The Kitchen That Looks Like The Cook - Functional and Fun
Designers now divide the kitchen into working zones to cater to these different cooks and their helpers. Each zone has its own traffic flow pattern and a full complement of appliances.
The kitchen island is a zone often designed with the main sink, dishwasher, cooktop and refrigerator. But the traditional wall refrigerator no longer has to dominate such space. Sub-Zero's 700 series, for example, has two refrigerated drawers with 5.2 cubic feet of space that fit under the countertop and integrate with the cabinetry. These drawers generally store vegetables and fruit. The series also has an 80-inch-high "tall unit" with a choice of components. "This is ideal for designers who want to completely hide the refrigerator and make the cooktop the focus," said Paul Leuthe, corporate marketing manager at Sub-Zero.

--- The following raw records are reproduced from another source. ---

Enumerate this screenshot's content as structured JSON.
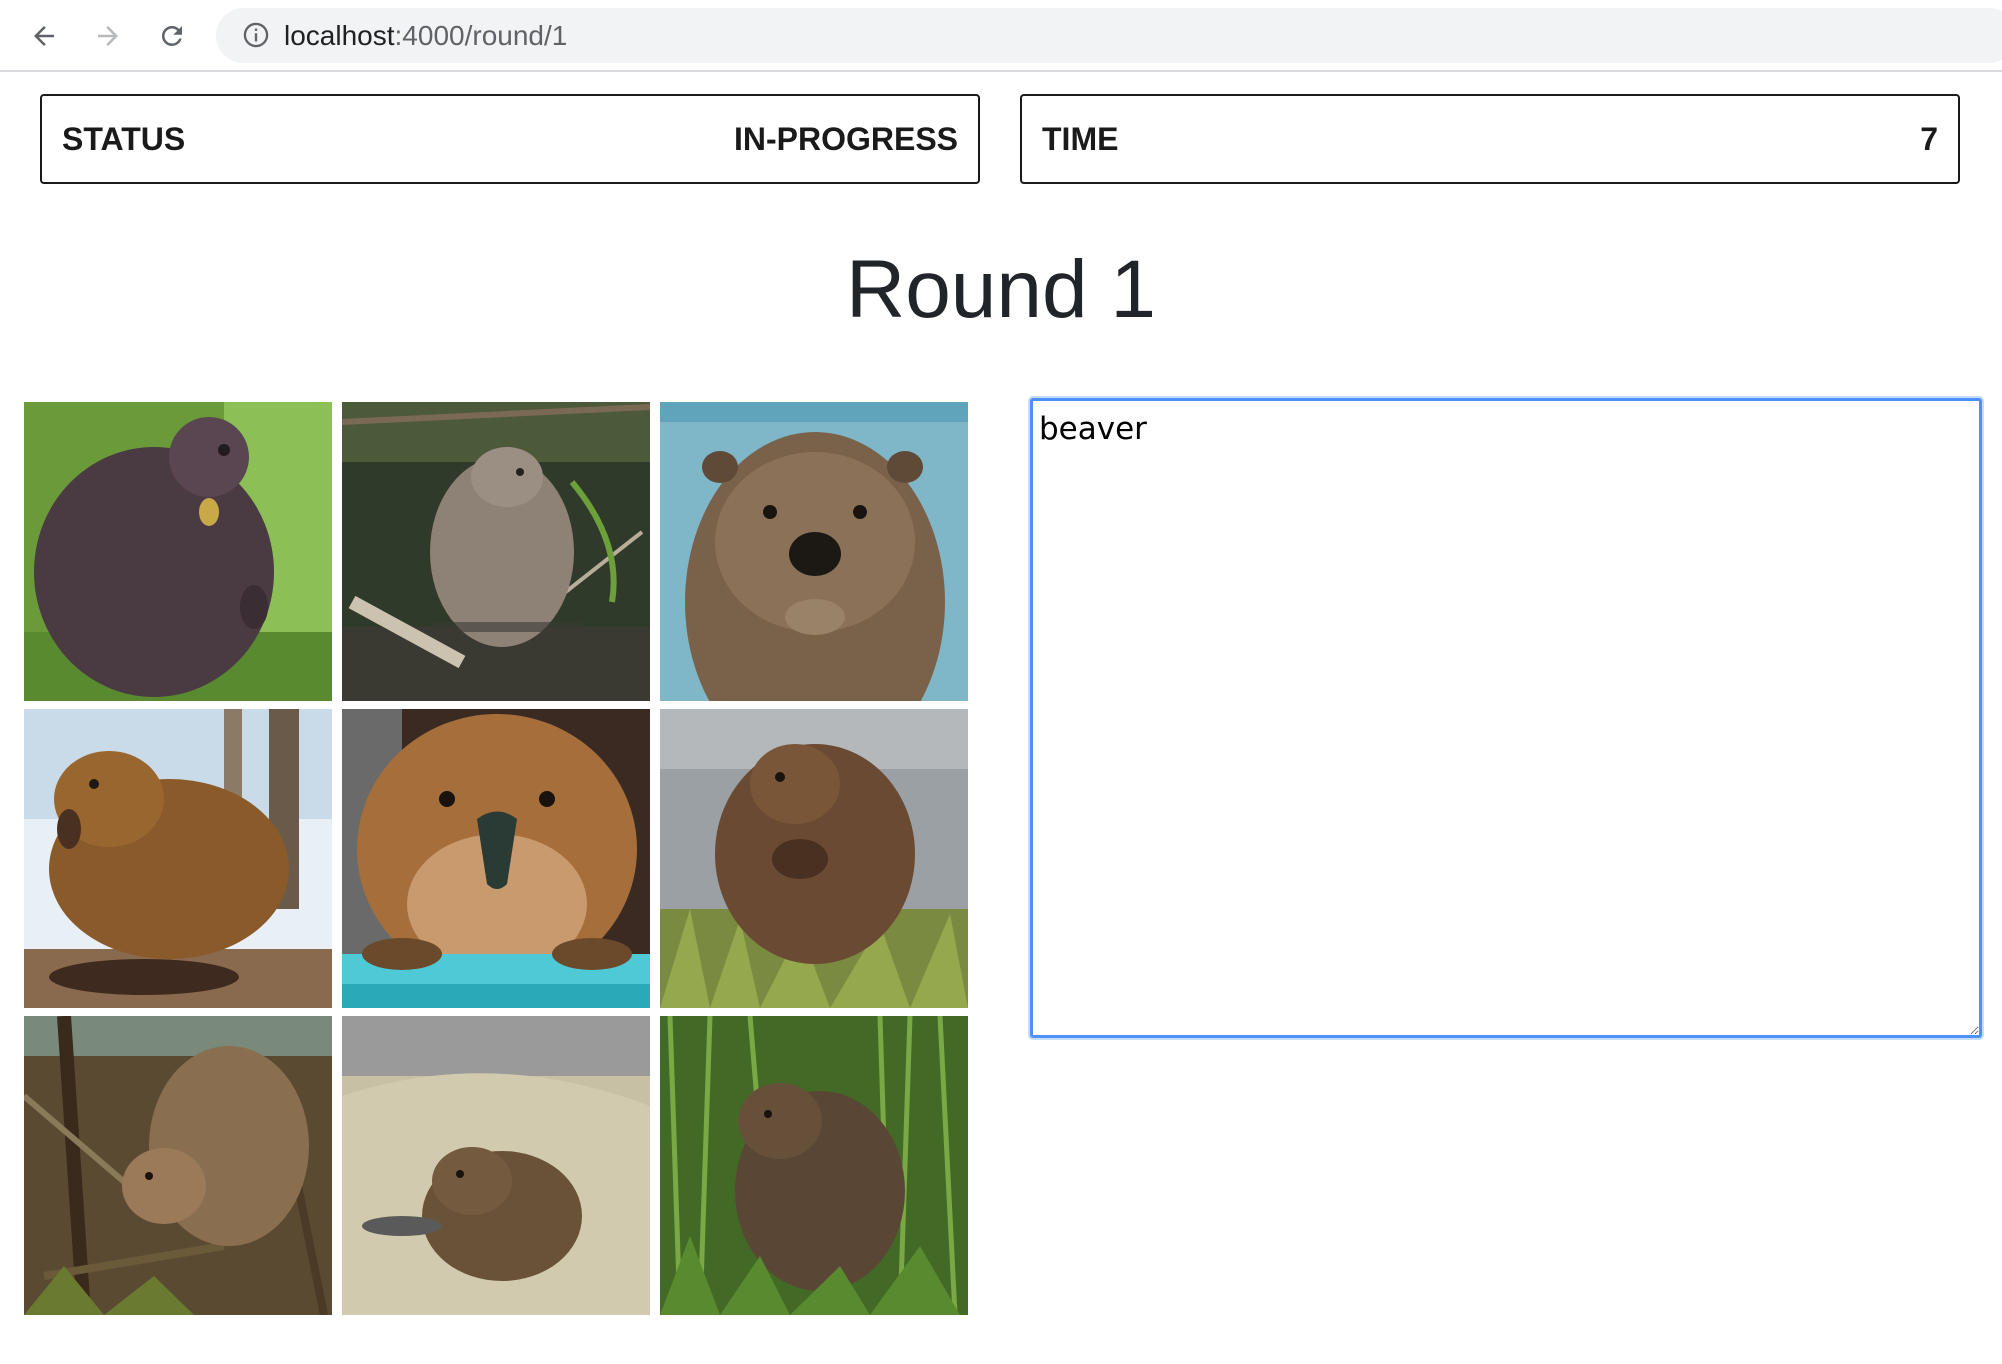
{
  "browser": {
    "url_host": "localhost",
    "url_path": ":4000/round/1"
  },
  "status": {
    "label": "STATUS",
    "value": "IN-PROGRESS"
  },
  "time": {
    "label": "TIME",
    "value": "7"
  },
  "round": {
    "title": "Round 1"
  },
  "images": [
    {
      "subject": "beaver",
      "background": "grass"
    },
    {
      "subject": "beaver",
      "background": "stream"
    },
    {
      "subject": "beaver",
      "background": "water-closeup"
    },
    {
      "subject": "beaver",
      "background": "snow"
    },
    {
      "subject": "beaver",
      "background": "turquoise-ledge"
    },
    {
      "subject": "beaver",
      "background": "road-grass"
    },
    {
      "subject": "beaver",
      "background": "branches"
    },
    {
      "subject": "beaver",
      "background": "hay"
    },
    {
      "subject": "beaver",
      "background": "tall-grass"
    }
  ],
  "answer": {
    "value": "beaver"
  }
}
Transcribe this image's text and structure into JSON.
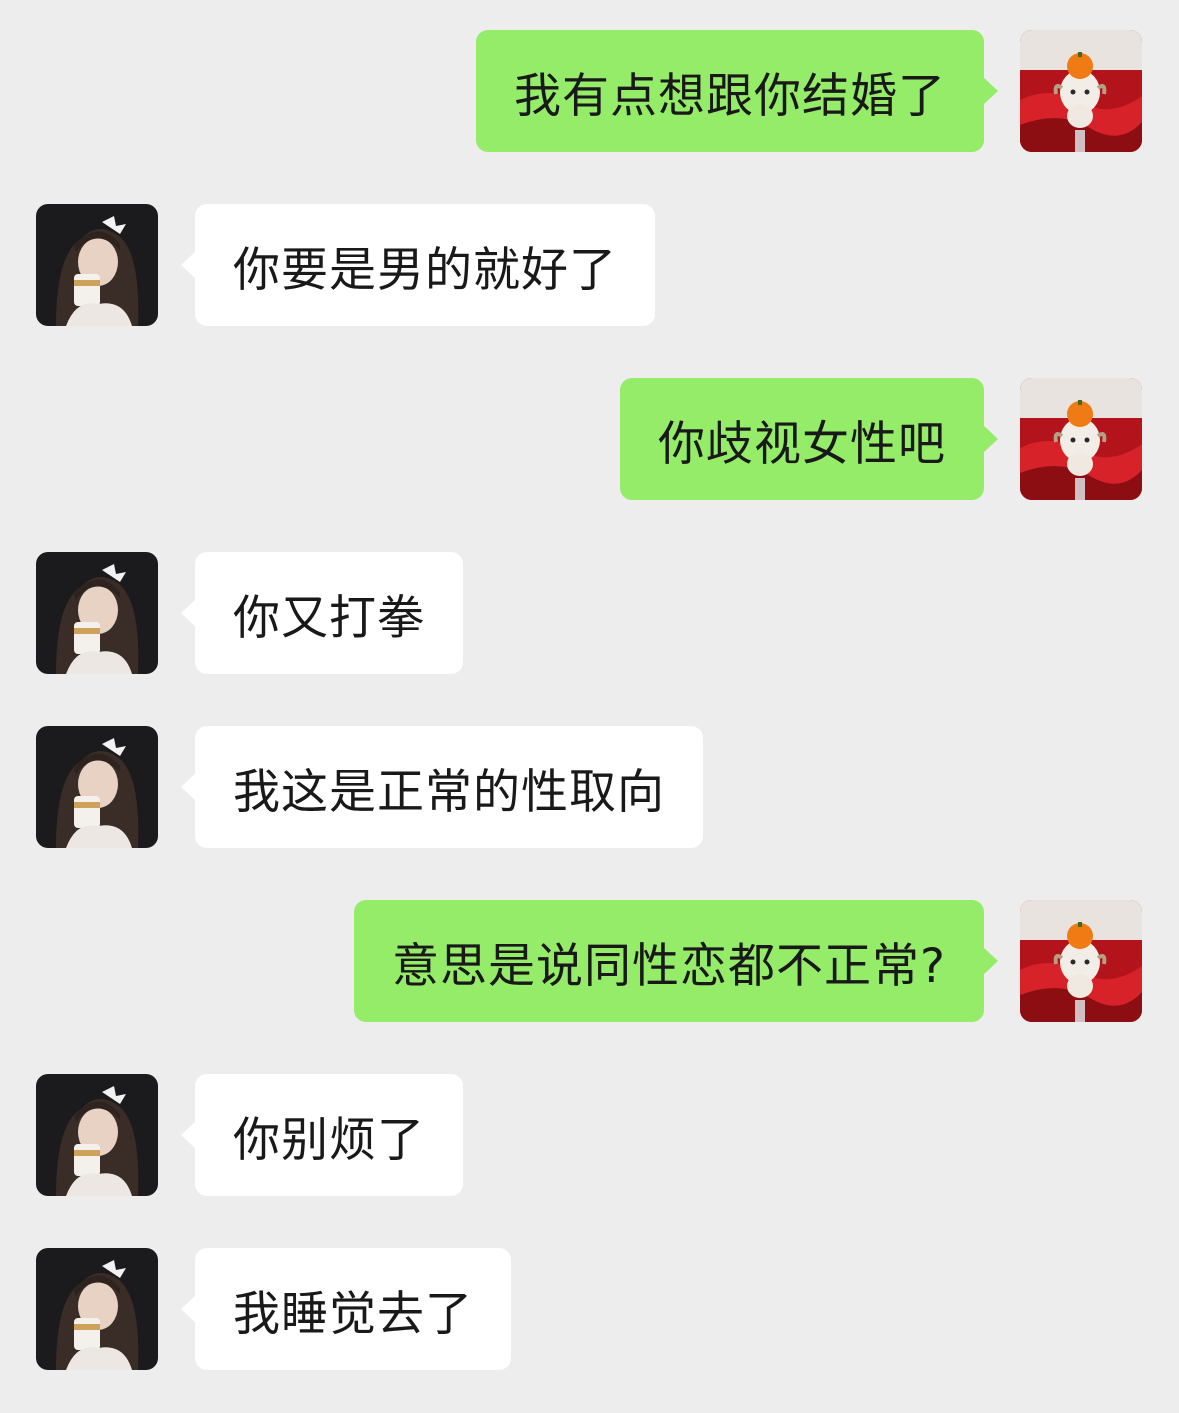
{
  "chat": {
    "messages": [
      {
        "side": "right",
        "text": "我有点想跟你结婚了",
        "avatar": "sheep-toy-avatar-icon"
      },
      {
        "side": "left",
        "text": "你要是男的就好了",
        "avatar": "girl-photo-avatar-icon"
      },
      {
        "side": "right",
        "text": "你歧视女性吧",
        "avatar": "sheep-toy-avatar-icon"
      },
      {
        "side": "left",
        "text": "你又打拳",
        "avatar": "girl-photo-avatar-icon"
      },
      {
        "side": "left",
        "text": "我这是正常的性取向",
        "avatar": "girl-photo-avatar-icon"
      },
      {
        "side": "right",
        "text": "意思是说同性恋都不正常?",
        "avatar": "sheep-toy-avatar-icon"
      },
      {
        "side": "left",
        "text": "你别烦了",
        "avatar": "girl-photo-avatar-icon"
      },
      {
        "side": "left",
        "text": "我睡觉去了",
        "avatar": "girl-photo-avatar-icon"
      }
    ]
  },
  "colors": {
    "background": "#ededed",
    "sent_bubble": "#95ec69",
    "received_bubble": "#ffffff",
    "text": "#191919"
  }
}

Integrated open-plan kitchens pose a design challenge, too: how to prevent the accumulation of grease and the spread of odors to the adjoining family or breakfast room from the new, powerful commercial ranges? Designers tend to place these ranges on the back wall with powerful range hoods and fan systems venting at 1,500 cubic feet per minute. Increas-ingly, kitchen designers will use a ventilation system powered by a remote motor placed outside the house for a quieter kitchen, according to kitchen designer Peterson.